The libraries from the manufacturers will be more detailed and accurately capture all technical details and specifications of the product. Incorporating this wealth of data in the early phases of the project will help the QS in producing more detailed and accurate cost estimates in the earlier stages of the project.
Consequently, the value of their cost feedback to the design and client teams will improve and lead to better cost control.
We have seen the revolutionary effect of implementing BIM in the QS practice. Automation of quantity take-off and reduction of manual counting of items frees the quantity surveyor’s valuable time, allowing them to focus on adding more value to the project through their cost management, value engineering and commercial knowledge.
However, the quality of BIM models generated by the designers slows down the adoption of BIM by the QS if they don’t contain usable data to aid in performing the QS functions.
To improve the usability and reliability of these models, a BIM execution plan and a model content plan should be developed at the onset of the project to guide project members on the decision-making information needs of others and their role in satisfying those needs.
Also, using the design and modelling tools accurately, proper modelling and tagging of model items with the right descriptions will help improve the reliability of these models for 5D cost estimating operations.
For quantity surveyors, it is important to ensure that you are involved in every stage of the model development. Develop the right IT skills to help you interrogate models for completeness and use your professional knowledge to validate quantities extracted from these models.

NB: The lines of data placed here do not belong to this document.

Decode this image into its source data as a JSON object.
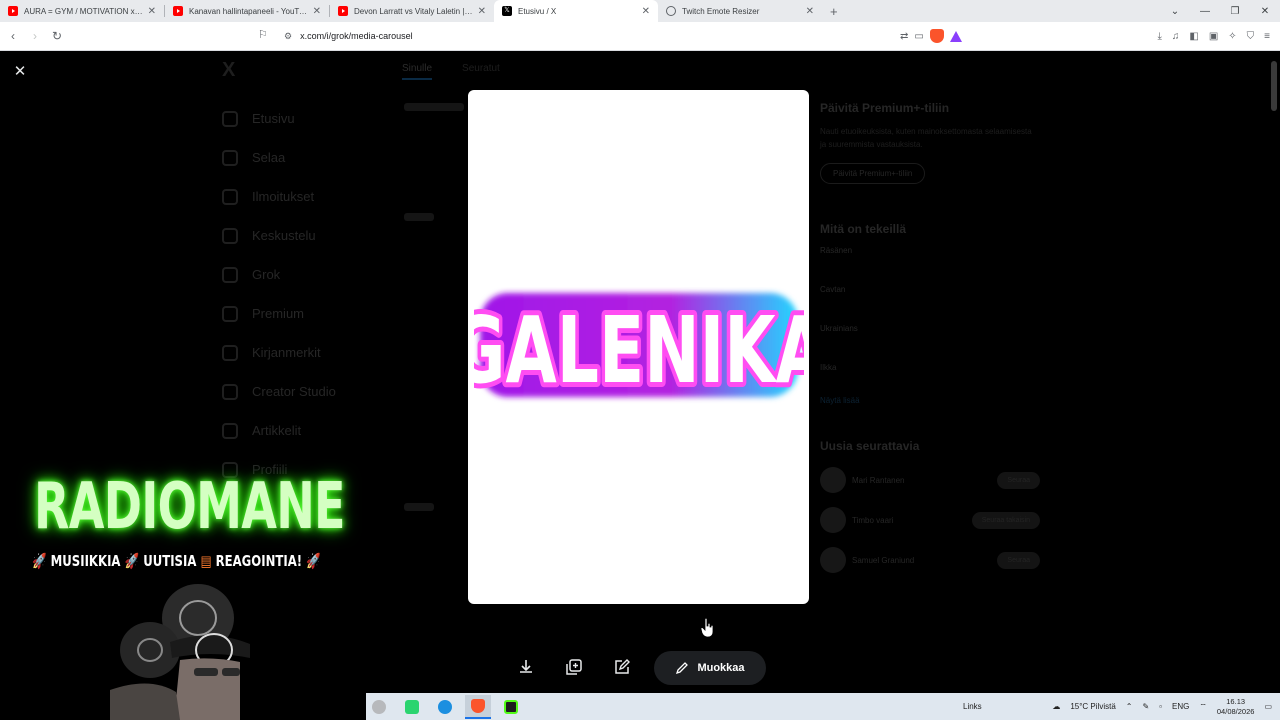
{
  "browser": {
    "tabs": [
      {
        "title": "AURA = GYM / MOTIVATION x Eo",
        "icon": "youtube-icon",
        "active": false
      },
      {
        "title": "Kanavan hallintapaneeli - YouTube St",
        "icon": "youtube-icon",
        "active": false
      },
      {
        "title": "Devon Larratt vs Vitaly Laletin | East v",
        "icon": "youtube-icon",
        "active": false
      },
      {
        "title": "Etusivu / X",
        "icon": "x-icon",
        "active": true
      },
      {
        "title": "Twitch Emote Resizer",
        "icon": "globe-icon",
        "active": false
      }
    ],
    "url": "x.com/i/grok/media-carousel"
  },
  "x_page": {
    "logo": "X",
    "nav": [
      "Etusivu",
      "Selaa",
      "Ilmoitukset",
      "Keskustelu",
      "Grok",
      "Premium",
      "Kirjanmerkit",
      "Creator Studio",
      "Artikkelit",
      "Profiili"
    ],
    "feed_tabs": [
      "Sinulle",
      "Seuratut",
      "",
      "",
      ""
    ],
    "premium": {
      "title": "Päivitä Premium+-tiliin",
      "text": "Nauti etuoikeuksista, kuten mainoksettomasta selaamisesta ja suuremmista vastauksista.",
      "button": "Päivitä Premium+-tiliin"
    },
    "trends_title": "Mitä on tekeillä",
    "trends": [
      {
        "meta": "",
        "name": "Räsänen"
      },
      {
        "meta": "",
        "name": "Cavtan"
      },
      {
        "meta": "",
        "name": "Ukrainians"
      },
      {
        "meta": "",
        "name": "Ilkka"
      }
    ],
    "show_more": "Näytä lisää",
    "follow_title": "Uusia seurattavia",
    "follows": [
      {
        "name": "Mari Rantanen",
        "button": "Seuraa"
      },
      {
        "name": "Timbo vaari",
        "button": "Seuraa takaisin"
      },
      {
        "name": "Samuel Graniund",
        "button": "Seuraa"
      }
    ]
  },
  "media_viewer": {
    "image_text": "GALENIKA",
    "edit_label": "Muokkaa"
  },
  "overlay": {
    "title": "RADIOMANE",
    "tagline_parts": [
      "MUSIIKKIA",
      "UUTISIA",
      "REAGOINTIA!"
    ]
  },
  "taskbar": {
    "links_label": "Links",
    "weather": "15°C  Pilvistä",
    "language": "ENG",
    "time": "16.13",
    "date": "04/08/2026"
  },
  "colors": {
    "galenika_outer": "#9b1de6",
    "galenika_inner": "#ff3df0",
    "galenika_glow": "#18d8ff",
    "radiomane_glow": "#2ee80e"
  }
}
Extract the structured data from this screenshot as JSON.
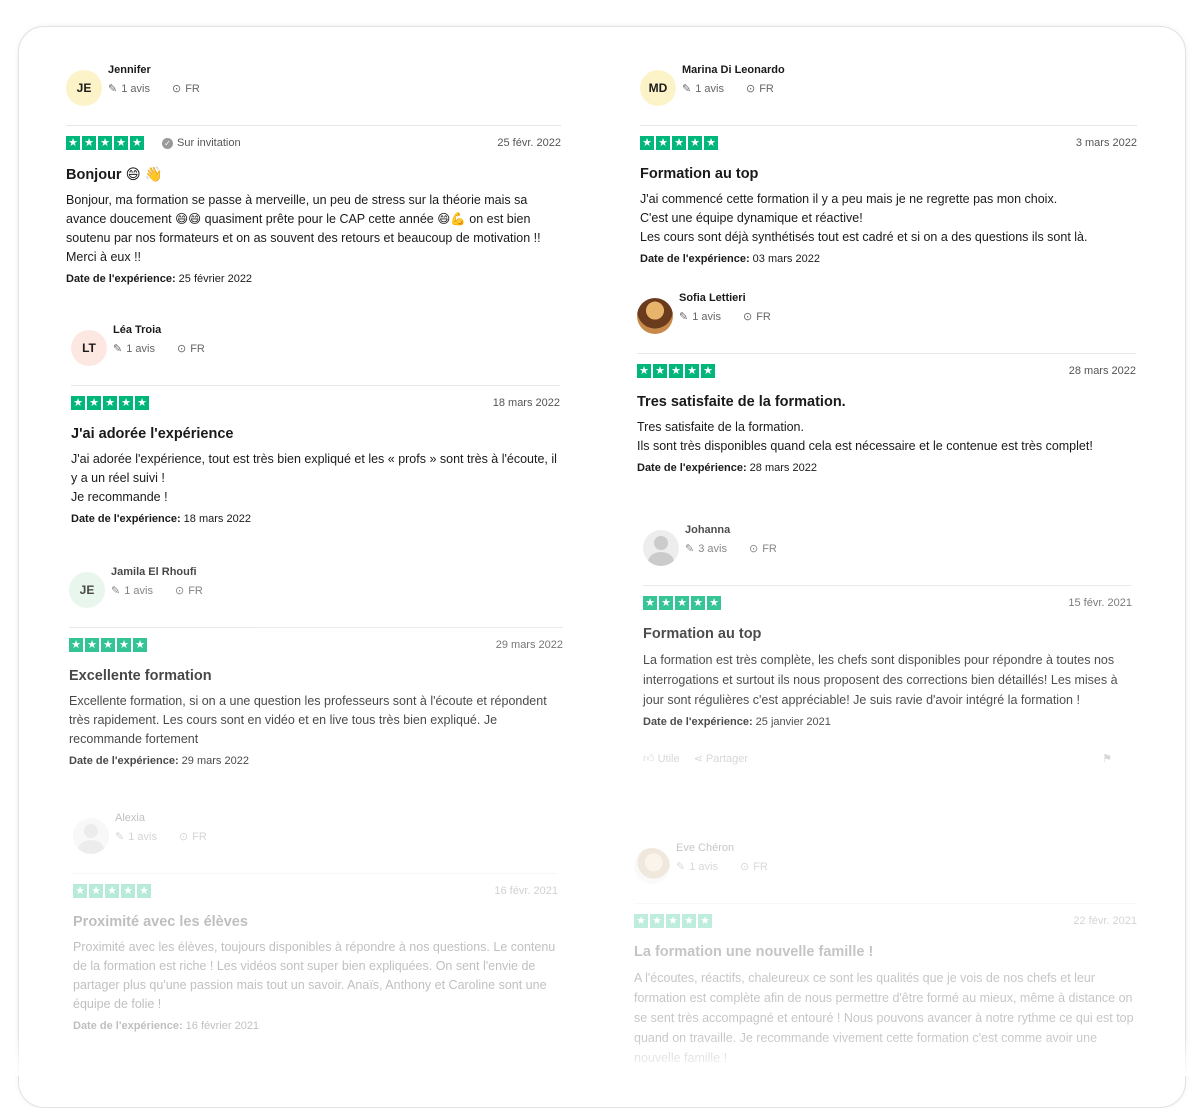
{
  "reviews": [
    {
      "initials": "JE",
      "avatar_color": "#fdf3c8",
      "name": "Jennifer",
      "reviews_count": "1 avis",
      "country": "FR",
      "invitation": "Sur invitation",
      "date": "25 févr. 2022",
      "title": "Bonjour 😄 👋",
      "body": "Bonjour, ma formation se passe à merveille, un peu de stress sur la théorie mais sa avance doucement 😄😄 quasiment prête pour le CAP cette année 😄💪 on est bien soutenu par nos formateurs et on as souvent des retours et beaucoup de motivation !! Merci à eux !!",
      "exp_label": "Date de l'expérience:",
      "exp_date": "25 février 2022"
    },
    {
      "initials": "LT",
      "avatar_color": "#fde8e1",
      "name": "Léa Troia",
      "reviews_count": "1 avis",
      "country": "FR",
      "date": "18 mars 2022",
      "title": "J'ai adorée l'expérience",
      "body": "J'ai adorée l'expérience, tout est très bien expliqué et les « profs » sont très à l'écoute, il y a un réel suivi !\nJe recommande !",
      "exp_label": "Date de l'expérience:",
      "exp_date": "18 mars 2022"
    },
    {
      "initials": "JE",
      "avatar_color": "#e3f4ea",
      "name": "Jamila El Rhoufi",
      "reviews_count": "1 avis",
      "country": "FR",
      "date": "29 mars 2022",
      "title": "Excellente formation",
      "body": "Excellente formation, si on a une question les professeurs sont à l'écoute et répondent très rapidement. Les cours sont en vidéo et en live tous très bien expliqué. Je recommande fortement",
      "exp_label": "Date de l'expérience:",
      "exp_date": "29 mars 2022"
    },
    {
      "name": "Alexia",
      "reviews_count": "1 avis",
      "country": "FR",
      "date": "16 févr. 2021",
      "title": "Proximité avec les élèves",
      "body": "Proximité avec les élèves, toujours disponibles à répondre à nos questions. Le contenu de la formation est riche ! Les vidéos sont super bien expliquées. On sent l'envie de partager plus qu'une passion mais tout un savoir. Anaïs, Anthony et Caroline sont une équipe de folie !",
      "exp_label": "Date de l'expérience:",
      "exp_date": "16 février 2021"
    },
    {
      "initials": "MD",
      "avatar_color": "#fdf3c8",
      "name": "Marina Di Leonardo",
      "reviews_count": "1 avis",
      "country": "FR",
      "date": "3 mars 2022",
      "title": "Formation au top",
      "body": "J'ai commencé cette formation il y a peu mais je ne regrette pas mon choix.\nC'est une équipe dynamique et réactive!\nLes cours sont déjà synthétisés tout est cadré et si on a des questions ils sont là.",
      "exp_label": "Date de l'expérience:",
      "exp_date": "03 mars 2022"
    },
    {
      "name": "Sofia Lettieri",
      "reviews_count": "1 avis",
      "country": "FR",
      "date": "28 mars 2022",
      "title": "Tres satisfaite de la formation.",
      "body": "Tres satisfaite de la formation.\nIls sont très disponibles quand cela est nécessaire et le contenue est très complet!",
      "exp_label": "Date de l'expérience:",
      "exp_date": "28 mars 2022"
    },
    {
      "name": "Johanna",
      "reviews_count": "3 avis",
      "country": "FR",
      "date": "15 févr. 2021",
      "title": "Formation au top",
      "body": "La formation est très complète, les chefs sont disponibles pour répondre à toutes nos interrogations et surtout ils nous proposent des corrections bien détaillés! Les mises à jour sont régulières c'est appréciable! Je suis ravie d'avoir intégré la formation !",
      "exp_label": "Date de l'expérience:",
      "exp_date": "25 janvier 2021",
      "useful_label": "Utile",
      "share_label": "Partager"
    },
    {
      "name": "Eve Chéron",
      "reviews_count": "1 avis",
      "country": "FR",
      "date": "22 févr. 2021",
      "title": "La formation une nouvelle famille !",
      "body": "A l'écoutes, réactifs, chaleureux ce sont les qualités que je vois de nos chefs et leur formation est complète afin de nous permettre d'être formé au mieux, même à distance on se sent très accompagné et entouré ! Nous pouvons avancer à notre rythme ce qui est top quand on travaille. Je recommande vivement cette formation c'est comme avoir une nouvelle famille !"
    }
  ],
  "colors": {
    "trustpilot_green": "#00b67a"
  }
}
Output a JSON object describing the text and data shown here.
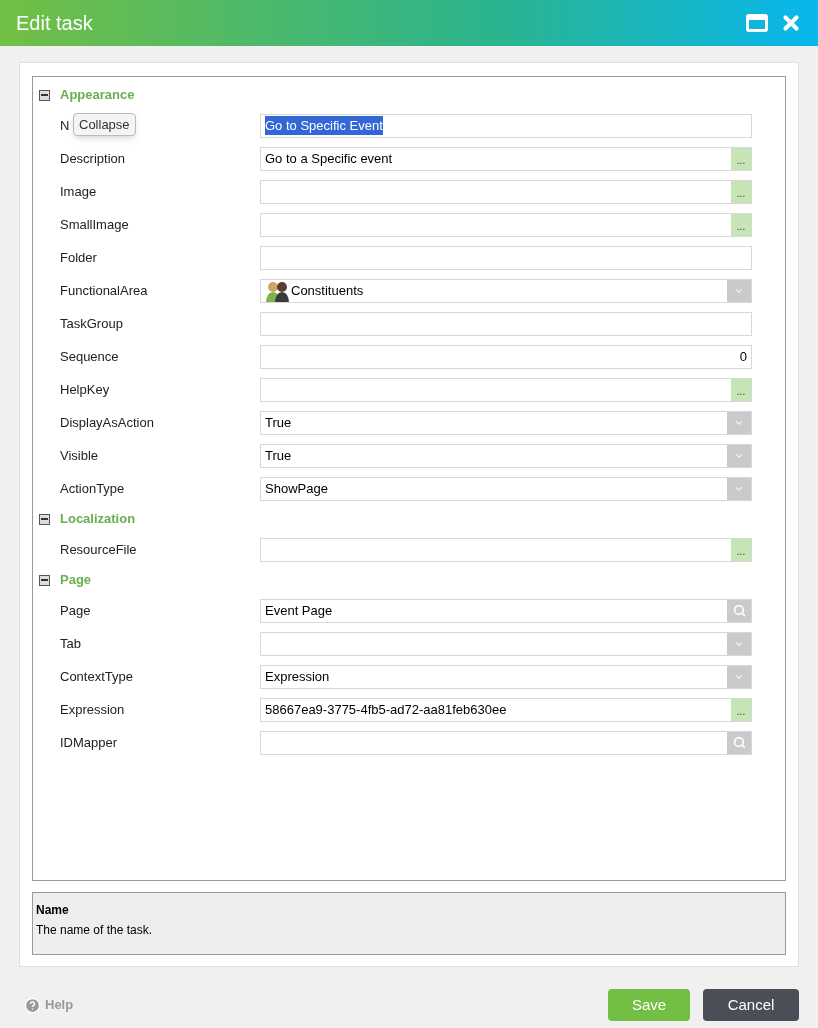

In conclusion, shifting the focus to people and their ways of working will help solve most of the challenges that slow down the rate of BIM adoption amongst quantity surveyors. Technology should be seen as an enabler, and all project participants work in collaboration to harness the advantages of the automation that comes with it.